- **Assignment**
Going through the entries below, count each line containing the word "JSON". Report the number only.

#### Dataset content

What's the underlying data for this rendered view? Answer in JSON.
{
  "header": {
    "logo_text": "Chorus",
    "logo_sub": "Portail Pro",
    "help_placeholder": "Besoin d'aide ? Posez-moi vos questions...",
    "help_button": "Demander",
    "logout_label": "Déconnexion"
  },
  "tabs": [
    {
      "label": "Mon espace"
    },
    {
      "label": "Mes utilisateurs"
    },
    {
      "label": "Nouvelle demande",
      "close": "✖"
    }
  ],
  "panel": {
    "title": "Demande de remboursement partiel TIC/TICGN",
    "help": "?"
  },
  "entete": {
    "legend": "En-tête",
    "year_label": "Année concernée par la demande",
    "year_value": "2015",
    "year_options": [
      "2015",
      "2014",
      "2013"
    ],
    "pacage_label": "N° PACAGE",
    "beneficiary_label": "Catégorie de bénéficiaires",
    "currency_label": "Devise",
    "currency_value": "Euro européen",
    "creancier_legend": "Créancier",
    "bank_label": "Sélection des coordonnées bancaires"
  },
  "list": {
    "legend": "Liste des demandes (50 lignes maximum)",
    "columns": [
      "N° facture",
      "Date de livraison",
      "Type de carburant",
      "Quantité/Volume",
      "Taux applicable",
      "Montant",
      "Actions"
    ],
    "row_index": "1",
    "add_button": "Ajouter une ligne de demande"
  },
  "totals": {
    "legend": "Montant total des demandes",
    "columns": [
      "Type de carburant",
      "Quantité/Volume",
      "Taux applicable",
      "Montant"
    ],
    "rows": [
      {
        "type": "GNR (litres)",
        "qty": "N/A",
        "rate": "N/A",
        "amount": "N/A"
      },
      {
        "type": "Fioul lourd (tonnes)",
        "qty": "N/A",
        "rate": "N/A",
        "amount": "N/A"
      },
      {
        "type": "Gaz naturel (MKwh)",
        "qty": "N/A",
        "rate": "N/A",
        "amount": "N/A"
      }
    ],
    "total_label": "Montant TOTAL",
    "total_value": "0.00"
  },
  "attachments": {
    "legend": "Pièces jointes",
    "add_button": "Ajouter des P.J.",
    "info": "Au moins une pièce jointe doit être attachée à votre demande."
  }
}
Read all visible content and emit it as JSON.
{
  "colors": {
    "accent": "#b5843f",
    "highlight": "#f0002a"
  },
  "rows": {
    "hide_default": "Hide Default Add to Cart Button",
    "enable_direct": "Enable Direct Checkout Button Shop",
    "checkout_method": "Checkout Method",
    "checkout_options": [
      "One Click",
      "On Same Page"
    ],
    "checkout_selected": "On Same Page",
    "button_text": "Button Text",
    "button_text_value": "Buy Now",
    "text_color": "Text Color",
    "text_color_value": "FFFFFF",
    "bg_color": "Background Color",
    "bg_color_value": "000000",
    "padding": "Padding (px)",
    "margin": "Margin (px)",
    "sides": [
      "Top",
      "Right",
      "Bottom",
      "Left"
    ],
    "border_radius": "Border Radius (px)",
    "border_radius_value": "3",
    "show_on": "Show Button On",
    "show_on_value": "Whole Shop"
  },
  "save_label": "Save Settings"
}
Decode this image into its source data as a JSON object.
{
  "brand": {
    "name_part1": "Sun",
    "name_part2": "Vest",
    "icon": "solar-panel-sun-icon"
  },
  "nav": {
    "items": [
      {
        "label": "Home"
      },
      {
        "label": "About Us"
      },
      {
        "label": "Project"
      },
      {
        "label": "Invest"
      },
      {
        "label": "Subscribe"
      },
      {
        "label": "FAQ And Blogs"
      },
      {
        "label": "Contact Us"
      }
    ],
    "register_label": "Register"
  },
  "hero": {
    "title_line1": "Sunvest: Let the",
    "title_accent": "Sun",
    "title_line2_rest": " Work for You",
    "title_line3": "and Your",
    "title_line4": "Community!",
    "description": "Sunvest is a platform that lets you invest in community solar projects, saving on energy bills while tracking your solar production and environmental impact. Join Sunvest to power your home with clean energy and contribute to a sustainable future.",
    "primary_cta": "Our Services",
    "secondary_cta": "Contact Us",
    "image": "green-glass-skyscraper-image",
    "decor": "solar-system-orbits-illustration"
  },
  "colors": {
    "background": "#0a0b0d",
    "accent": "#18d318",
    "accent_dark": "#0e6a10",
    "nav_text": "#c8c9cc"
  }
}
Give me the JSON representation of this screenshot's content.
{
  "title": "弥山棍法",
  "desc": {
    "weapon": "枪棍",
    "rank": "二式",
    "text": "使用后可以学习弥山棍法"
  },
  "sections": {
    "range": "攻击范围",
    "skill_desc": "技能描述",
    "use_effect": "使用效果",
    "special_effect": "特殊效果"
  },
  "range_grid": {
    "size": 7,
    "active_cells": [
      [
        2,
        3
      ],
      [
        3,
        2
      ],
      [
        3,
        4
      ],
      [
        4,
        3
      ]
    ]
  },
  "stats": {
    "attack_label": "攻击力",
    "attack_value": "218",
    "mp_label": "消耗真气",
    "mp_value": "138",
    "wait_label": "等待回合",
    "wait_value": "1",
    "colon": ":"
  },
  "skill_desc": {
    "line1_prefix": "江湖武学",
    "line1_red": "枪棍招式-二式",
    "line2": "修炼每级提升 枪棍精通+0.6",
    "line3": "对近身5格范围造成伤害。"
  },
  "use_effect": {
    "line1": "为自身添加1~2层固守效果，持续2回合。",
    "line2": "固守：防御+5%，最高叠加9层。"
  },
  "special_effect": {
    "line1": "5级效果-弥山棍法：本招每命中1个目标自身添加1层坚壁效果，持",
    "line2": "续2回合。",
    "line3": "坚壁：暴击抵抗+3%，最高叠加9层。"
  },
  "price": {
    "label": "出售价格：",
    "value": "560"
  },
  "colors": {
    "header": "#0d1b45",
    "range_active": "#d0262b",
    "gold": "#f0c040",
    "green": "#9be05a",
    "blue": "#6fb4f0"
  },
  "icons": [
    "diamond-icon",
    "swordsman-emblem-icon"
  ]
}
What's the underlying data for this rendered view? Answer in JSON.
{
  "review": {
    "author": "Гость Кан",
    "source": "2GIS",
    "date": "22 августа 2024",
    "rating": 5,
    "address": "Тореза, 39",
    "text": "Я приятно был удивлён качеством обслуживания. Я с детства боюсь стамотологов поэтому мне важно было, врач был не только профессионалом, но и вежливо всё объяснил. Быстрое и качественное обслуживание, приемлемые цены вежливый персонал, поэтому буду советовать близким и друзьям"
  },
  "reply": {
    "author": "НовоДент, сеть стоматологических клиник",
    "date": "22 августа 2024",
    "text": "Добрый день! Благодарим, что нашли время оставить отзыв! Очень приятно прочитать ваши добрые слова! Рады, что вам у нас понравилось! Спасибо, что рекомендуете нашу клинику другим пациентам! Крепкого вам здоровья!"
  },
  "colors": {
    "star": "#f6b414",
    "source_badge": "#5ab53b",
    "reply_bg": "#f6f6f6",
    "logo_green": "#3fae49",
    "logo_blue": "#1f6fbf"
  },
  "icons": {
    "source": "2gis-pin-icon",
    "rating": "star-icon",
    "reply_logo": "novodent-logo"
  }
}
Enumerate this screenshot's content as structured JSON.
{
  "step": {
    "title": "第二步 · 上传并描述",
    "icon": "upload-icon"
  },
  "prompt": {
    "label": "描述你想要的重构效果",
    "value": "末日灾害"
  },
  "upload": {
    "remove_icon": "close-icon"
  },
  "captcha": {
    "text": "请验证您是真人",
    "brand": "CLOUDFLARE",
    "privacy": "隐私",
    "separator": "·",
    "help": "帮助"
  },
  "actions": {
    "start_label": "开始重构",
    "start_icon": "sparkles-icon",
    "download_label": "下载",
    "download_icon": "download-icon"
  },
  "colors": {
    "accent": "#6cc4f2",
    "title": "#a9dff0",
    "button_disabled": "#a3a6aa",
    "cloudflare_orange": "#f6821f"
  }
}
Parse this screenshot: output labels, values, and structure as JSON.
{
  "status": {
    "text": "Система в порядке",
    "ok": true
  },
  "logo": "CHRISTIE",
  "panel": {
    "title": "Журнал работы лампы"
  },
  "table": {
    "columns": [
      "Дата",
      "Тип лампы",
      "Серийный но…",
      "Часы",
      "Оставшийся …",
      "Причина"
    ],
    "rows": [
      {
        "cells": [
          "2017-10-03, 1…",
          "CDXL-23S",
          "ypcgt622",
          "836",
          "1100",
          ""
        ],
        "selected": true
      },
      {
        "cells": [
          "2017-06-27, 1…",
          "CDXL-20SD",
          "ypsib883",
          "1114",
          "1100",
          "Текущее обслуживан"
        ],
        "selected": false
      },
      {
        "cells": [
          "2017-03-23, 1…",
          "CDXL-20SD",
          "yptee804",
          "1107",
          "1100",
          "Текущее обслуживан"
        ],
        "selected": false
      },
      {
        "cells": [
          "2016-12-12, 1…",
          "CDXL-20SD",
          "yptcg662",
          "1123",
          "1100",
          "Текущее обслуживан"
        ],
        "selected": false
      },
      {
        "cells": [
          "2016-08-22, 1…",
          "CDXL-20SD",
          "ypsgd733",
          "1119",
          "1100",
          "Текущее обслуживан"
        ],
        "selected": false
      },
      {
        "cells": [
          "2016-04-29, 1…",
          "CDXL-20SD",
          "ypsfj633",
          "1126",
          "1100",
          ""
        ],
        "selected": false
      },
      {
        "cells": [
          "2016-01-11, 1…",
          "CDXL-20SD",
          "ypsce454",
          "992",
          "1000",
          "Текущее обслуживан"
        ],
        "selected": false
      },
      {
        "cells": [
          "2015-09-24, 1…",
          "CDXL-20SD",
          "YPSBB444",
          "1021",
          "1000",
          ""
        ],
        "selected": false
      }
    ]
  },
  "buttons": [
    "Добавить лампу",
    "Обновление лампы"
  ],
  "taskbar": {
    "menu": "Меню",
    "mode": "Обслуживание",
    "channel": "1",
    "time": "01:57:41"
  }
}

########

- **Output**
7